Each of the major arbitral institutions requires that parties furnish some form of advance on costs before an arbitration can proceed.

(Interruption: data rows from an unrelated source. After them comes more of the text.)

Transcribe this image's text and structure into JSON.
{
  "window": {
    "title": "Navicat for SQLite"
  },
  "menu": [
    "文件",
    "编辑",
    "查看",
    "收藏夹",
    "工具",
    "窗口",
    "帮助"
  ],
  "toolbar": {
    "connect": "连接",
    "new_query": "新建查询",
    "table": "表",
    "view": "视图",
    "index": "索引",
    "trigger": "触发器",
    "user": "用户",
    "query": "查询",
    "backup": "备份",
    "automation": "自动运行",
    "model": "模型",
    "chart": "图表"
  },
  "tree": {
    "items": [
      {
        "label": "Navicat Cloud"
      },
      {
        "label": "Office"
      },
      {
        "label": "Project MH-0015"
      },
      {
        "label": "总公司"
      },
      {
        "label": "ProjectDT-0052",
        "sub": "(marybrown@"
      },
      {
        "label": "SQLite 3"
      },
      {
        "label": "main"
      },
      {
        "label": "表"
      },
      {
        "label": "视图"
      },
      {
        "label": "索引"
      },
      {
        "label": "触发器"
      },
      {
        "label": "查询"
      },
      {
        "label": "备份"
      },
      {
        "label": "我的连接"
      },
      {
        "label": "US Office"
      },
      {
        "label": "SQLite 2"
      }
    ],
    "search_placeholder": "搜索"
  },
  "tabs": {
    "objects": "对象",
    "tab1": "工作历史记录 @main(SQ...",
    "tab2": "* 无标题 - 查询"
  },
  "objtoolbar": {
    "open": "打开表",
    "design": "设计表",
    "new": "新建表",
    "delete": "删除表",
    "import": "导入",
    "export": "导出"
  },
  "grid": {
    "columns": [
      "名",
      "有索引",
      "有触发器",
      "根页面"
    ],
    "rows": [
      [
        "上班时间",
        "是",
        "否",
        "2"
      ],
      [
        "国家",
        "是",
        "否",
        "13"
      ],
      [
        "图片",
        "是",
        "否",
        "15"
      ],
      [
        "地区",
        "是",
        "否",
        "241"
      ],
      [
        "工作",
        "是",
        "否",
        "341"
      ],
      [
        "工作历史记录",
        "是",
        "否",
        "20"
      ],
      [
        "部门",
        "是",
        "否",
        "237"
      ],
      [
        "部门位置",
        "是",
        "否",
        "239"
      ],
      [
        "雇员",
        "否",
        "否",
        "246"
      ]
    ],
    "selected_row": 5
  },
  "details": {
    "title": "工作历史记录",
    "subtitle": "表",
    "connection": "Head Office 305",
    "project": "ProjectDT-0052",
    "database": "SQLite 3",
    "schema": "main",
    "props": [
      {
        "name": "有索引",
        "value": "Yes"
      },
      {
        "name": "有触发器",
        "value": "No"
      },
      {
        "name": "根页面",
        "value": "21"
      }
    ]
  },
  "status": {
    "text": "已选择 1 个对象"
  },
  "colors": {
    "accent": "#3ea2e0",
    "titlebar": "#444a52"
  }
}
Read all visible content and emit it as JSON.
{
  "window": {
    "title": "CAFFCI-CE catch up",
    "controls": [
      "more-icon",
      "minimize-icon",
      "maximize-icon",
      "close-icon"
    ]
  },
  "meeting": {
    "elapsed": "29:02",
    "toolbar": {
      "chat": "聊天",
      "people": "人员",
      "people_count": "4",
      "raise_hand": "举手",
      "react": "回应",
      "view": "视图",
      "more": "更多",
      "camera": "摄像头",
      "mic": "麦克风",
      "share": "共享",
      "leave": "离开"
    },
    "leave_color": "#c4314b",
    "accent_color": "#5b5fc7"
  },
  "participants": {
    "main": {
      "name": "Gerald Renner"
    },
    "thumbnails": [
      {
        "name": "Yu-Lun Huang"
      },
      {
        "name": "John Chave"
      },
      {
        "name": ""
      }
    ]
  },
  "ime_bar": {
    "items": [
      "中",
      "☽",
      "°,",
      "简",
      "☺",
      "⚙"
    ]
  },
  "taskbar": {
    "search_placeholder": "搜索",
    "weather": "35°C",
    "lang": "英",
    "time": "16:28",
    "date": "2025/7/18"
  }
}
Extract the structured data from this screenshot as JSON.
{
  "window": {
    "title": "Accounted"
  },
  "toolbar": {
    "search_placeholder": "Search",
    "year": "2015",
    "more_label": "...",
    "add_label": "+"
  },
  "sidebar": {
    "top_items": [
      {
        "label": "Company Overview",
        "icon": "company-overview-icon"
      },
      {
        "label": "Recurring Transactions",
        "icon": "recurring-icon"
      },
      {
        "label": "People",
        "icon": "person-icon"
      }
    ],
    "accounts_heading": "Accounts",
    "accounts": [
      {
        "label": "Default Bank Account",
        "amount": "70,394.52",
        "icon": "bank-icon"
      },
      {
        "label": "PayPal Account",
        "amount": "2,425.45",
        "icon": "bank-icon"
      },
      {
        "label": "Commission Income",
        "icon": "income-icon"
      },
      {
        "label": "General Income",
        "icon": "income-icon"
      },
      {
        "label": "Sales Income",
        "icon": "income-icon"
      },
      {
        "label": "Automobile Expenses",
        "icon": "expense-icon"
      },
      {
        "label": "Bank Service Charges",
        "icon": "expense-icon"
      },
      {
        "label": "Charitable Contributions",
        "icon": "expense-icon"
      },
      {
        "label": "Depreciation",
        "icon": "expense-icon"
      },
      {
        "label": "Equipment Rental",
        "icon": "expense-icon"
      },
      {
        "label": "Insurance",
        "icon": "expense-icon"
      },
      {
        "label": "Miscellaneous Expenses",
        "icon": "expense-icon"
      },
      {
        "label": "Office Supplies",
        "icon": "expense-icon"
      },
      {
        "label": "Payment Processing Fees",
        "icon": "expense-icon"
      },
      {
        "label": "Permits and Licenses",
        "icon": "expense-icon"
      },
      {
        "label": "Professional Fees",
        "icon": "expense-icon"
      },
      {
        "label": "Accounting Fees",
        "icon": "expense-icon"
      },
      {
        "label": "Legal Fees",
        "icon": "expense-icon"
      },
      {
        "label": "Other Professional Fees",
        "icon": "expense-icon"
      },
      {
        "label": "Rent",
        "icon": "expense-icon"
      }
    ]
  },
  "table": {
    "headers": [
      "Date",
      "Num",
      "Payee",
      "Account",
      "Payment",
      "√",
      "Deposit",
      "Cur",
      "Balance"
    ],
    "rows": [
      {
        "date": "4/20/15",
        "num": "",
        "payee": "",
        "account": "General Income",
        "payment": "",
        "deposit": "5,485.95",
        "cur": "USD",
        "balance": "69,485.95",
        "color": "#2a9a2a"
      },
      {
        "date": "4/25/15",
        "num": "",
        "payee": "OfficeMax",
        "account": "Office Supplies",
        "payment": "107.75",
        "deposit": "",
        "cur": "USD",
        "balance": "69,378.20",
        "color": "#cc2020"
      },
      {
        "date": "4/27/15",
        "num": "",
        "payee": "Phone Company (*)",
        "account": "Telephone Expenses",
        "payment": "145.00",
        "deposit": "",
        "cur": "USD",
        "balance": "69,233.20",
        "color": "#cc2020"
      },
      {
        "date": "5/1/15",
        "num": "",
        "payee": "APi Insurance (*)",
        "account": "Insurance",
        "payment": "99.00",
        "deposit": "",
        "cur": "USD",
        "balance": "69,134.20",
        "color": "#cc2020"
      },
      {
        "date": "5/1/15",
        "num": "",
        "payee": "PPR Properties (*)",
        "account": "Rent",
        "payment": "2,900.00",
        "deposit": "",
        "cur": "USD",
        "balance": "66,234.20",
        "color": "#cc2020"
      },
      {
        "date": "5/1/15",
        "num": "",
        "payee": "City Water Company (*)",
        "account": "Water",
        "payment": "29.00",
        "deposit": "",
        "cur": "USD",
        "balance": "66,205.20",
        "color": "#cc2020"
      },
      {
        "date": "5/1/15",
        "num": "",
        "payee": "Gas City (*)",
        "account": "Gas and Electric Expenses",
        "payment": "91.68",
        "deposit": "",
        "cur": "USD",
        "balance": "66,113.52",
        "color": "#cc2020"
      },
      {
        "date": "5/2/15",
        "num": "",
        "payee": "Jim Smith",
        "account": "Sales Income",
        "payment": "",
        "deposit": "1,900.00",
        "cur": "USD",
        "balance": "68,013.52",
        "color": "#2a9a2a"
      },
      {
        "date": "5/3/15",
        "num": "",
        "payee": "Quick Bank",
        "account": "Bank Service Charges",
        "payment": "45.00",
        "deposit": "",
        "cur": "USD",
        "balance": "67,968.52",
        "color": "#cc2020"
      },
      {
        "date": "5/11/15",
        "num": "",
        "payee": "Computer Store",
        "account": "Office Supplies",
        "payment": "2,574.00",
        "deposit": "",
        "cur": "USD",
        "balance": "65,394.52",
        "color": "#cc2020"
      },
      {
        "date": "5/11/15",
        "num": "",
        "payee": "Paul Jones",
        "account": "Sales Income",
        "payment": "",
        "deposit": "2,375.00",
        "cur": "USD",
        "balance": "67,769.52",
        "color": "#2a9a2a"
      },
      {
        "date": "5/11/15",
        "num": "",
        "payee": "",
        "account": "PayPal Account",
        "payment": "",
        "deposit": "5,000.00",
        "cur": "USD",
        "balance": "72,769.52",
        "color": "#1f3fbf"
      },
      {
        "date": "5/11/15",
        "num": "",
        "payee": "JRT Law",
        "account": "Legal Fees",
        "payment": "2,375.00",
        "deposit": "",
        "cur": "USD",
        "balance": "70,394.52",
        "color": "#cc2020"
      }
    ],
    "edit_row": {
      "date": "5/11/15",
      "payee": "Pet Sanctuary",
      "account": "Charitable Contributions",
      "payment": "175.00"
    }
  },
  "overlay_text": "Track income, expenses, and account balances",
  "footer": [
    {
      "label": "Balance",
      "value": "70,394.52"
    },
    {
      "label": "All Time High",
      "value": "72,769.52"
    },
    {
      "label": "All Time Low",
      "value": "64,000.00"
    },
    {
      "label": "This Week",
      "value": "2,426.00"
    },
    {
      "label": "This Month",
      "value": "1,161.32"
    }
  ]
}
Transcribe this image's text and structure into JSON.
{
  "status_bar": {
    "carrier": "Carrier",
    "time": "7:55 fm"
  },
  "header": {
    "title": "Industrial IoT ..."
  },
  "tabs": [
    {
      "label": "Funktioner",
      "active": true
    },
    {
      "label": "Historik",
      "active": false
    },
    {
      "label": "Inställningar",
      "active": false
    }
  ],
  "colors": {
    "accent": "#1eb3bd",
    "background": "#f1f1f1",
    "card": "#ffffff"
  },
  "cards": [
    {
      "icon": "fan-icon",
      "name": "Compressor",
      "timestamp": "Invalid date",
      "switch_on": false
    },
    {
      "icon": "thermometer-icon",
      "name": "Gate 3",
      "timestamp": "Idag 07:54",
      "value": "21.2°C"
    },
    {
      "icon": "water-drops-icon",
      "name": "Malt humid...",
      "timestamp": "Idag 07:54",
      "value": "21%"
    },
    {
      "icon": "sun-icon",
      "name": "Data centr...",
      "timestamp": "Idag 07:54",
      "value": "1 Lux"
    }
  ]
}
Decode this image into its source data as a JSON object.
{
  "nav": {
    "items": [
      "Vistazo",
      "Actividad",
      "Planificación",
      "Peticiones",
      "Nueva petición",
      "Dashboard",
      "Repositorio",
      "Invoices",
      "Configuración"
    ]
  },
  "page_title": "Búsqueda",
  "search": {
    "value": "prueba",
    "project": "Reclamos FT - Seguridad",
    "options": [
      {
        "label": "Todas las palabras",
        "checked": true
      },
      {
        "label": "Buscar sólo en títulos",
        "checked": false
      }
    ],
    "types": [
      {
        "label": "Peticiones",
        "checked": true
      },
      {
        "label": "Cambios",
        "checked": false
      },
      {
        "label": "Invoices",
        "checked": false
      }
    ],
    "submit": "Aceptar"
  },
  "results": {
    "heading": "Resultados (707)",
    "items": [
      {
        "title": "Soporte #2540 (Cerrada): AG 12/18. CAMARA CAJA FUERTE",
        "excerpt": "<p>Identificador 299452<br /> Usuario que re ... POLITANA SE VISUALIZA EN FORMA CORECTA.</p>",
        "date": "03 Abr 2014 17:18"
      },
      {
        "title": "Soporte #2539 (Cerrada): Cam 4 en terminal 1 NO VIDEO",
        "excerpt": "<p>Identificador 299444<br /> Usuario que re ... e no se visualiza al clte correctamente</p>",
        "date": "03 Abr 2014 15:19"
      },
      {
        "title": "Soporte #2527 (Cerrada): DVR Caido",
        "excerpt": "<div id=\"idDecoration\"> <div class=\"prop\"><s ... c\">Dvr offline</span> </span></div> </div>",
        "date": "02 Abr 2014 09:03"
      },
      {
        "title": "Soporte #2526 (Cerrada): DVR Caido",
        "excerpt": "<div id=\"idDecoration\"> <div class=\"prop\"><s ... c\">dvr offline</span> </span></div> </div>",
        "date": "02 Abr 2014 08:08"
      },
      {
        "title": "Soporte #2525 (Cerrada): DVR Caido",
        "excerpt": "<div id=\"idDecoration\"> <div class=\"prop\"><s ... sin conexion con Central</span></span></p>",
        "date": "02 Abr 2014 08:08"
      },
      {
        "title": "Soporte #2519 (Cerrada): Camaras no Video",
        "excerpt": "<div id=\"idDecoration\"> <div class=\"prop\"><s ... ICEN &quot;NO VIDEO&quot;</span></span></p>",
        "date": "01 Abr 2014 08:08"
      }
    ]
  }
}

The advance on costs is a deposit paid by the parties to cover fees and expenses of the tribunal and the institution’s administrative expenses (“Advance”).
In Secretariat Consulting PTE Ltd, Secretariat International UK Ltd and Secretariat Advisors LLC v A Company  EWCA Civ 6, the Court of Appeal dismissed an appeal against the TCC’s decision in A Company v X, Y and Z  EWHC 809 (TCC) and found that, on the facts, there was a conflict of interest where an expert organisation was acting for and against the same client on two separate but concurrent arbitrations concerning the same project and same/similar subject matter.
As part of our Construction Law Masters podcast series David Barry, Chairman and founder of Blackrock Expert Services Group and one of the world’s pre-eminent delay experts, gave his views on the differing role of experts in arbitration and litigation.
David spoke to James Doe, UK Head of Herbert Smith Freehills’ Construction & Infrastructure Disputes practice, about the key differences in the role of experts in each form of dispute resolution, which can be found on SoundCloud, Spotify and iTunes.
The full conversation touched on a wide range of issues, including:
- his views on various aspects of delay analysis
- key trends and developments in construction dispute resolution
- key differences for experts between construction arbitration and litigation
- experts’ relationships with clients and their lawyers
The full conversation can be listened to here.
We hope that you enjoy listening.
English court restrains expert from acting in arbitration due to breach of fiduciary duty of loyalty – A Company v X, Y and Z  EWHC 809 (TCC).
Earlier this month, the English High Court extended an interim injunction restraining a global expert consultancy firm from acting as independent experts in separate, although related, arbitration proceedings against the claimant.[i]
In granting the claimant’s application to extend the interim injunction, the court held that:
- Not only did the expert firm’s subsidiary engaged by the claimant owe a fiduciary duty of loyalty to its client, that fiduciary duty extended to the defendant group (i.e. the second and third defendants) as a whole.
- The defendant group’s fiduciary duty of loyalty was not satisfied by putting in place information barriers. Measures such as this seek to preserve confidentiality and privilege. A fiduciary with a duty of loyalty must not place himself in a position where his duty and his interest may conflict.
- The defendant group breached its fiduciary duty by accepting instructions to provide expert services in connection with the second arbitration without first obtaining the claimant’s consent. The court’s finding that the two arbitrations are concerned with the same delays, and that there is a sufficiently significant overlap in the issues, underpinned its conclusion that the defendants breached their duty to the claimant.
Why are documents and factual witnesses so important in construction arbitrations?
We are pleased to share the third episode in our Construction Arbitration podcast series, in which we discuss the importance of documents and factual witnesses in construction arbitrations.
In this episode Craig Tevendale (Partner, UK Head of International Arbitration), Susan Field (Senior Associate, International Arbitration) and Olivia Liang (Associate, Construction & Infrastructure Disputes) take a look at how the factual complexity of construction disputes makes fact evidence particularly important. In particular, they cover the harvesting of documents and document management, document creation and retention, document production, predictive coding, fact witnesses and language issues which may arise.
The remainder of the series will feature episodes covering the preparation of a case and managing the arbitration procedure itself.
If you are interested in listening to our other construction and arbitration podcasts, or reading our articles on construction and arbitration, please take a look at our Construction Notes (this blog) and Arbitration Notes and subscribe to receive notifications of our latest content.